State of the Tribe: 2nd Quarter, 2018

Chairman of the Southern Ute Indian Tribe, Christine Sage
McKayla Lee | SUDRUM

By Christine Sage

Chairman, Southern Ute Indian Tribe

In 2001, Fitch Ratings awarded the Southern Ute Indian Tribe its first AAA rating. At that time, no Native American Tribe had ever been granted a ‘AAA’ rating. On June 4, 2018, the Southern Ute Indian Tribe received news Fitch Ratings again affirmed the ‘AAA’ rating.

A credit rating is an assessment of credit risk to determine the ability to meet certain debt obligations. These ratings are assigned primarily by three companies, Standard and Poor’s (S&P), Fitch Ratings (Fitch), and Moody’s Investor Services (Moody’s), that exist for the purpose of trying to determine how safe or risky it would be to acquire the bond of a government, company, or agency. Investors cannot possibly do research on every corporation, local, and state governments whose bonds they might purchase, and so they use the credit rating agencies as a way to determine how risky one particular entity is.

Why is this rating important?

There are two reasons the Tribe’s credit rating is important. The first is similar to an individual’s personal credit. Borrowers who have a better credit rating will pay lower interest rates. The Tribe can borrow at extremely low rates, which allows the Tribe to better manage its assets and fund long-term projects like the Cedar Point Housing Initiative. Today, if the Tribe’s credit rating were to drop below a ‘AAA’ rating, the interest rate on its current bonds goes up and would require the Tribe to incur additional interest expense.

The second reason the Tribe’s credit rating matters is that a ‘AAA’ rating proves that the Tribe is operated effectively and responsibly in terms of long-term financial planning. This rating also indicated that the Tribe has the ability to meet its commitments even with unforeseeable events.

What is the requirement to achieve this rating?

The three companies, S&P, Fitch, and Moody’s, disclose the elements that are considered in evaluating an organizations credit, and the ratings are based upon proprietary analytical models, assumptions and expectations of the agency. Essentially, a ‘AAA’ rating means that the Tribe has financial resources well in excess of any debt, creating strong reassurance that all loans taken out by the Tribe will be repaid on time and in full. Fitch ‘AAA’ rating denotes the highest credit quality and the lowest expectation of default risk. They are assigned only in cases of exceptionally strong capacity for payment of financial commitments. This capacity is highly unlikely to be adversely affected by unforeseeable event.

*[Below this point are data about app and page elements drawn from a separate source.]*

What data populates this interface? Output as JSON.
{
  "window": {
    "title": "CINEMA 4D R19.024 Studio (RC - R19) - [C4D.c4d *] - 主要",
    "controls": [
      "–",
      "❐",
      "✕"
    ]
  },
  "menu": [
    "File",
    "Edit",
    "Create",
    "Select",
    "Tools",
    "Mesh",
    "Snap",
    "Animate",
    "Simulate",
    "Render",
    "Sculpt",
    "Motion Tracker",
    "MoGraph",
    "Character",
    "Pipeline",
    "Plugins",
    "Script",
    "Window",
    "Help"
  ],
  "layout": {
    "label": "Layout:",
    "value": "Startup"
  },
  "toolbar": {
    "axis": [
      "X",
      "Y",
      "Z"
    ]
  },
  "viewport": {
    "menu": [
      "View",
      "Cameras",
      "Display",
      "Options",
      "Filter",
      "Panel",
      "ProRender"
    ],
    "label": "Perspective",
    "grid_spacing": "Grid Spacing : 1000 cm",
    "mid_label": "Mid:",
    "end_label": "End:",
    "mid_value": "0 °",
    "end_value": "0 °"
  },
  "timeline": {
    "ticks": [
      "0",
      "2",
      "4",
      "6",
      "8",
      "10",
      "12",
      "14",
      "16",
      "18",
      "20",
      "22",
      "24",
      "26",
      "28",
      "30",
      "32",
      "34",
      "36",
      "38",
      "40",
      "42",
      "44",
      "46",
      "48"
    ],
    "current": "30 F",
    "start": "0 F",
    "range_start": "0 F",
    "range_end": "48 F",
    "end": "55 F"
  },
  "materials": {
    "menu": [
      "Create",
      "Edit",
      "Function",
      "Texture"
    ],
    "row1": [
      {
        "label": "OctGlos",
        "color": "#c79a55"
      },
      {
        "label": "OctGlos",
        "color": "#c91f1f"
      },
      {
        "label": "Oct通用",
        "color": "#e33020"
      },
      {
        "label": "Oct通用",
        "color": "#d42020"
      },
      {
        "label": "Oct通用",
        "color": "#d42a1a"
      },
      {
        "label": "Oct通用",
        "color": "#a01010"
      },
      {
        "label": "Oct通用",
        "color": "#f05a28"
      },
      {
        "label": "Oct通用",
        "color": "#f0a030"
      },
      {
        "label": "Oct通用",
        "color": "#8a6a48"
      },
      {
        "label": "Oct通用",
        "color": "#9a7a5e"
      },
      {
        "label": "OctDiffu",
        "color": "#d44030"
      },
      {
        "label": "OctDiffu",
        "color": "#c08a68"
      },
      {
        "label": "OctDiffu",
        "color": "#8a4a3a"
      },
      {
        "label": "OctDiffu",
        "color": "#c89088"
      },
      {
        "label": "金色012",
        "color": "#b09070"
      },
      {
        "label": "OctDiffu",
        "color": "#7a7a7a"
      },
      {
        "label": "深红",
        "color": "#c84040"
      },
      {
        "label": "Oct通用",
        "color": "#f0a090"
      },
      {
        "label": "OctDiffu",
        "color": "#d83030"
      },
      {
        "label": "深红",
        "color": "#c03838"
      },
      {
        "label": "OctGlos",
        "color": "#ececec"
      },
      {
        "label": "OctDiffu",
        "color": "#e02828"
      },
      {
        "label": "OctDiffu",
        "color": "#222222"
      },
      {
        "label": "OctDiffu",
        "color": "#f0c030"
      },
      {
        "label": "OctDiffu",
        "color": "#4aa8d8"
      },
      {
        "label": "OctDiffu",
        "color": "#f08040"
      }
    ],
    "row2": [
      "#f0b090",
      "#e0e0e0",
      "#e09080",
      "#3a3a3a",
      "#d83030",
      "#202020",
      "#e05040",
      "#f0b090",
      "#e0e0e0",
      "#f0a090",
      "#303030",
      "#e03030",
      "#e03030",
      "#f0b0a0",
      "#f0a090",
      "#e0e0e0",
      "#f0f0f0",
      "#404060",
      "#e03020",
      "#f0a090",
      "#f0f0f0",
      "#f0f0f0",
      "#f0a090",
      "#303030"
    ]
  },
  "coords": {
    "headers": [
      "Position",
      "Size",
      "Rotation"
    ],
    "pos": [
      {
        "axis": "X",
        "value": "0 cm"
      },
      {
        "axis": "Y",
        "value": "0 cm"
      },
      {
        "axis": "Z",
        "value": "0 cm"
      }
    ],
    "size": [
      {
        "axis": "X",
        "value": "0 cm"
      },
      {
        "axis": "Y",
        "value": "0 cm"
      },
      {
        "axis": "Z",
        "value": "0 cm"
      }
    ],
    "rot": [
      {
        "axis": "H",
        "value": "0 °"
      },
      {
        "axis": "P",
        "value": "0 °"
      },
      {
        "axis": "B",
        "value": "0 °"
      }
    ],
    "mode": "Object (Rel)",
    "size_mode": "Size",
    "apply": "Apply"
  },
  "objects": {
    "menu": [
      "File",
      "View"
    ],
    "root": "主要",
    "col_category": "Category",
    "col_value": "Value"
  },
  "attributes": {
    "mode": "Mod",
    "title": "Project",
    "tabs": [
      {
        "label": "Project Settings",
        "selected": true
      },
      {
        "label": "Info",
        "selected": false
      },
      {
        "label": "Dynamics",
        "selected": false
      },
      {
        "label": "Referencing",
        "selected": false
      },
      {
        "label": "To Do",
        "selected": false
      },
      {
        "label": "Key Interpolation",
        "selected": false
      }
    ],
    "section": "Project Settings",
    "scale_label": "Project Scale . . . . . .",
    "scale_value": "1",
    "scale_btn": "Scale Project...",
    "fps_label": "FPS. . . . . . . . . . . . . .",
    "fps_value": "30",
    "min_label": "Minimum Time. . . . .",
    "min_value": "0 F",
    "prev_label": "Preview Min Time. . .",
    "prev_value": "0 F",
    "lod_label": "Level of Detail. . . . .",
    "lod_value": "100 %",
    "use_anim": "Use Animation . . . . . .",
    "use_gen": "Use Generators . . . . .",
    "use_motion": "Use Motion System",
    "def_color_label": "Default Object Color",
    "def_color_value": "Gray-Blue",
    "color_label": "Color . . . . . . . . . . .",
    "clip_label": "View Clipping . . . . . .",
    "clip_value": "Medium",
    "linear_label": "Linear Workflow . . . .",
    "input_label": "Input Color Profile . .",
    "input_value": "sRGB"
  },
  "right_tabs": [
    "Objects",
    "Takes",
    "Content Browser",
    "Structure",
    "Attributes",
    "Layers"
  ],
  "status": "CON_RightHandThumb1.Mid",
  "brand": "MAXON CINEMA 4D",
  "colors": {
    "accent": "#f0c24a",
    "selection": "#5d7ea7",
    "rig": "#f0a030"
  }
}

Why is this rating unique for a government to receive?

The Southern Ute Indian Tribe was the first tribal entity to receive a ‘AAA’ rating. Earning a ‘AAA’ rating requires a combination of deep financial resources, transparency, and a long-term track record of responsible governance. Keeping that rating requires discipline to stay the course.

Like it? Share it!

Facebooktwittergoogle_plusredditpinterestlinkedinmail